— TASK ITEM —
What you return must match the records exactly.

— DATASET EXCERPTS —
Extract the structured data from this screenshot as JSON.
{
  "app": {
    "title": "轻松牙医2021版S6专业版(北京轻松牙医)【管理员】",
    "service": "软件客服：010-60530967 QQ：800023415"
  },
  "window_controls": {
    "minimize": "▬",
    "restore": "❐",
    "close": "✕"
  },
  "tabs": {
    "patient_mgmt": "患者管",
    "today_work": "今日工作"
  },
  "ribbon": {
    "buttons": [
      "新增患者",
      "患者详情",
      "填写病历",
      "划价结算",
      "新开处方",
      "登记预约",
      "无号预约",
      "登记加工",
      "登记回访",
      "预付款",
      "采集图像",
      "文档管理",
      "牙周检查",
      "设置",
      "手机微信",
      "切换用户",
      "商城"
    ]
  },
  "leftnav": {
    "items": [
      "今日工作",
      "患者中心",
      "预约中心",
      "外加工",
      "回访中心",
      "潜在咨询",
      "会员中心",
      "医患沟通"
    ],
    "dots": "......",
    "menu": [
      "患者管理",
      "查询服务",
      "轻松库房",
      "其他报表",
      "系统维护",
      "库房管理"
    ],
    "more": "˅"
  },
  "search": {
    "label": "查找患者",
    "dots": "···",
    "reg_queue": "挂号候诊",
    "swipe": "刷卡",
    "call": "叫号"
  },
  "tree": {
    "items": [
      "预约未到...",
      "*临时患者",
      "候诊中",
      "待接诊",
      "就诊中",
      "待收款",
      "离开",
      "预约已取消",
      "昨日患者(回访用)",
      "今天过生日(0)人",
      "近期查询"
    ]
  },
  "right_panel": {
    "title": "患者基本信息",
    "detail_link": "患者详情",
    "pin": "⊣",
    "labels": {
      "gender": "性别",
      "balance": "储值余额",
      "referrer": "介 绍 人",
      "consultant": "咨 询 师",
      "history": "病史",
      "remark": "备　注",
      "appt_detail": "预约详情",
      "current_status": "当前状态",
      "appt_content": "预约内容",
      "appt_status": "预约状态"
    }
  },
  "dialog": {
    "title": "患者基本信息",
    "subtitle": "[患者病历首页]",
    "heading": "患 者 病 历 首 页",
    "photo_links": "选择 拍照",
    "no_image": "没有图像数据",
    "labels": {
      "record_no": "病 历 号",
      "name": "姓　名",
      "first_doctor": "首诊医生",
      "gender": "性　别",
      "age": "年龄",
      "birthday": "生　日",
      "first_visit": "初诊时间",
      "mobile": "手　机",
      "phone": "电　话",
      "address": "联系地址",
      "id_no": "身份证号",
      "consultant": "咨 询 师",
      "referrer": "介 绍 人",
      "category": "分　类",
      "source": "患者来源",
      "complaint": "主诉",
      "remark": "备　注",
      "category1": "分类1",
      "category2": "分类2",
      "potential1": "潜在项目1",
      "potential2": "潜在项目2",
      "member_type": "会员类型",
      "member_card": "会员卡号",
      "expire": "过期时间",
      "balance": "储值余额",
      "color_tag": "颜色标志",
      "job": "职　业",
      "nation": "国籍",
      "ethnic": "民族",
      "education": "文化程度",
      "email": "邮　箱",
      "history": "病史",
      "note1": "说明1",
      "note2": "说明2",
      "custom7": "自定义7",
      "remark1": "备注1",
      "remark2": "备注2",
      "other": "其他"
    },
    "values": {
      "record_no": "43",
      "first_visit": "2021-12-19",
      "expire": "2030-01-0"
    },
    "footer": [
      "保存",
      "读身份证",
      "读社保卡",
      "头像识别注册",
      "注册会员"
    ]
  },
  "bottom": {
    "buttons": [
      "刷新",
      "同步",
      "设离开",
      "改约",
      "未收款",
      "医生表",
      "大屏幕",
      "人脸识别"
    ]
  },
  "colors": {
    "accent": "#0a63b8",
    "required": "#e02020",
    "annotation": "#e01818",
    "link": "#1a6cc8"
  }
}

— WRITTEN RESPONSE —
Extract the structured data from this screenshot as JSON.
{
  "app": {
    "title": "轻松牙医2021版S6专业版(北京轻松牙医)【管理员】",
    "service": "软件客服：010-60530967 QQ：800023415"
  },
  "window_controls": {
    "minimize": "▬",
    "restore": "❐",
    "close": "✕"
  },
  "tabs": {
    "patient_mgmt": "患者管",
    "today_work": "今日工作"
  },
  "ribbon": {
    "buttons": [
      "新增患者",
      "患者详情",
      "填写病历",
      "划价结算",
      "新开处方",
      "登记预约",
      "无号预约",
      "登记加工",
      "登记回访",
      "预付款",
      "采集图像",
      "文档管理",
      "牙周检查",
      "设置",
      "手机微信",
      "切换用户",
      "商城"
    ]
  },
  "leftnav": {
    "items": [
      "今日工作",
      "患者中心",
      "预约中心",
      "外加工",
      "回访中心",
      "潜在咨询",
      "会员中心",
      "医患沟通"
    ],
    "dots": "......",
    "menu": [
      "患者管理",
      "查询服务",
      "轻松库房",
      "其他报表",
      "系统维护",
      "库房管理"
    ],
    "more": "˅"
  },
  "search": {
    "label": "查找患者",
    "dots": "···",
    "reg_queue": "挂号候诊",
    "swipe": "刷卡",
    "call": "叫号"
  },
  "tree": {
    "items": [
      "预约未到...",
      "*临时患者",
      "候诊中",
      "待接诊",
      "就诊中",
      "待收款",
      "离开",
      "预约已取消",
      "昨日患者(回访用)",
      "今天过生日(0)人",
      "近期查询"
    ]
  },
  "right_panel": {
    "title": "患者基本信息",
    "detail_link": "患者详情",
    "pin": "⊣",
    "labels": {
      "gender": "性别",
      "balance": "储值余额",
      "referrer": "介 绍 人",
      "consultant": "咨 询 师",
      "history": "病史",
      "remark": "备　注",
      "appt_detail": "预约详情",
      "current_status": "当前状态",
      "appt_content": "预约内容",
      "appt_status": "预约状态"
    }
  },
  "dialog": {
    "title": "患者基本信息",
    "subtitle": "[患者病历首页]",
    "heading": "患 者 病 历 首 页",
    "photo_links": "选择 拍照",
    "no_image": "没有图像数据",
    "labels": {
      "record_no": "病 历 号",
      "name": "姓　名",
      "first_doctor": "首诊医生",
      "gender": "性　别",
      "age": "年龄",
      "birthday": "生　日",
      "first_visit": "初诊时间",
      "mobile": "手　机",
      "phone": "电　话",
      "address": "联系地址",
      "id_no": "身份证号",
      "consultant": "咨 询 师",
      "referrer": "介 绍 人",
      "category": "分　类",
      "source": "患者来源",
      "complaint": "主诉",
      "remark": "备　注",
      "category1": "分类1",
      "category2": "分类2",
      "potential1": "潜在项目1",
      "potential2": "潜在项目2",
      "member_type": "会员类型",
      "member_card": "会员卡号",
      "expire": "过期时间",
      "balance": "储值余额",
      "color_tag": "颜色标志",
      "job": "职　业",
      "nation": "国籍",
      "ethnic": "民族",
      "education": "文化程度",
      "email": "邮　箱",
      "history": "病史",
      "note1": "说明1",
      "note2": "说明2",
      "custom7": "自定义7",
      "remark1": "备注1",
      "remark2": "备注2",
      "other": "其他"
    },
    "values": {
      "record_no": "43",
      "first_visit": "2021-12-19",
      "expire": "2030-01-0"
    },
    "footer": [
      "保存",
      "读身份证",
      "读社保卡",
      "头像识别注册",
      "注册会员"
    ]
  },
  "bottom": {
    "buttons": [
      "刷新",
      "同步",
      "设离开",
      "改约",
      "未收款",
      "医生表",
      "大屏幕",
      "人脸识别"
    ]
  },
  "colors": {
    "accent": "#0a63b8",
    "required": "#e02020",
    "annotation": "#e01818",
    "link": "#1a6cc8"
  }
}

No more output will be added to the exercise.